Now, due to its success, the Organic Soup Kitchen has outgrown the facility at the Veteran’s Memorial Building and is seeking donations to launch a fleet of mobile trucks to serve the homeless throughout the city.
During the time he has been running the kitchen, Carroccio has also worked with a non-profit medical organization, Doctors Without Walls, that treats the homeless. What he has learned there has reinforced his decision to be purely organic. “Most of the folks that we see on the street have diabetes because, number one, they are overweight,” he explained. “They are eating anything that they can, but these people are very fragile. When they go into a soup kitchen that’s feeding them conventional food, it looks nice and it smells good, but they’re eating meat that is puffed up with hormones, greasy fat that’s fried, and soup that has all this artificial flavoring and fat that is made out of chemicals. Eating conventional food, they—or anyone else for that matter—are consuming so many pesticides they’re breaking down their immune systems.”
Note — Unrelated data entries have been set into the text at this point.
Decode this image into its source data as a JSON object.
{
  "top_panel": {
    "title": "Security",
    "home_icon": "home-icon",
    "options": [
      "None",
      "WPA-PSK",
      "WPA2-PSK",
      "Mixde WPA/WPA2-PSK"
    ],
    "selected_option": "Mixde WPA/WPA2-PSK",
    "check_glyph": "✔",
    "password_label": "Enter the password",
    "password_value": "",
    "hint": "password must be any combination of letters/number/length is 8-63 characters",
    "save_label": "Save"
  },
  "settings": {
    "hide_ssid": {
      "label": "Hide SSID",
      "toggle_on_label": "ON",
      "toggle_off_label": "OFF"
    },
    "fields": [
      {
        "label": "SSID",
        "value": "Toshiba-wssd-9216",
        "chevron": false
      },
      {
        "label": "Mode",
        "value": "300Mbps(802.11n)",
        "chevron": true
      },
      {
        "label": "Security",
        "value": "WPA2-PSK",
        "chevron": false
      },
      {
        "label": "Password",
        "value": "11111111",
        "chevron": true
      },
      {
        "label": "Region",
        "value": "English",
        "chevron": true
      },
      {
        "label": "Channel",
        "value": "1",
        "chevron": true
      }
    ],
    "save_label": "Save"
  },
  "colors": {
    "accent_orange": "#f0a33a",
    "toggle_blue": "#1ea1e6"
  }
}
Finally, Carroccio knows that feeding the homeless isn’t the total solution to the problem by any stretch—and so he is now implementing a program to help get them off the streets. “We’re putting together an educational program,” he said. “We’re going to start off with five people for a two-month session. Once they qualify for the program, they’ll come into the kitchen and I’ll give them hands-on training. They’ll also get some academic studies in which they’ll learn to how to pass the food handler’s test, so that they’re qualified in the state of California to be certified kitchen workers. At the end of eight weeks, they can walk out with a diploma from us and a certification from the state and hopefully it will help them get a job.”
To find out more about the Organic Soup Kitchen or to make a donation, visit their website at www.organicsoupkitchen.org.